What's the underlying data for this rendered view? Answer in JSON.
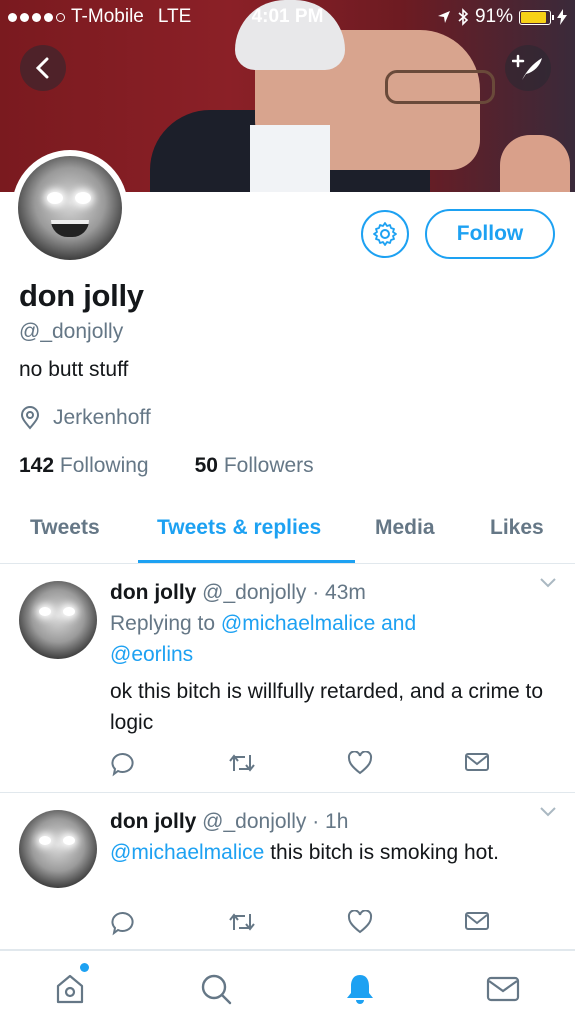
{
  "status_bar": {
    "carrier": "T-Mobile",
    "network": "LTE",
    "time": "4:01 PM",
    "battery": "91%",
    "battery_level": 0.91
  },
  "profile": {
    "display_name": "don jolly",
    "handle": "@_donjolly",
    "bio": "no butt stuff",
    "location": "Jerkenhoff",
    "following_count": "142",
    "following_label": "Following",
    "followers_count": "50",
    "followers_label": "Followers",
    "follow_label": "Follow"
  },
  "tabs": [
    {
      "label": "Tweets",
      "active": false
    },
    {
      "label": "Tweets & replies",
      "active": true
    },
    {
      "label": "Media",
      "active": false
    },
    {
      "label": "Likes",
      "active": false
    }
  ],
  "tweets": [
    {
      "name": "don jolly",
      "handle": "@_donjolly",
      "time": "· 43m",
      "replying_prefix": "Replying to",
      "replying_to": "@michaelmalice and",
      "replying_to_2": "@eorlins",
      "text": "ok this bitch is willfully retarded, and a crime to logic"
    },
    {
      "name": "don jolly",
      "handle": "@_donjolly",
      "time": "· 1h",
      "mention": "@michaelmalice",
      "text": "this bitch is smoking hot."
    }
  ],
  "icons": {
    "back": "chevron-left-icon",
    "compose": "compose-icon",
    "settings": "gear-icon",
    "location": "location-pin-icon",
    "reply": "reply-icon",
    "retweet": "retweet-icon",
    "like": "heart-icon",
    "dm": "envelope-icon",
    "home": "home-icon",
    "search": "search-icon",
    "notifications": "bell-icon",
    "messages": "envelope-icon"
  },
  "colors": {
    "accent": "#1da1f2",
    "muted": "#657786",
    "text": "#14171a"
  }
}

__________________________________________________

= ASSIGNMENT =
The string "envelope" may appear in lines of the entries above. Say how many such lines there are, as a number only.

= COMPLETED TASK =
2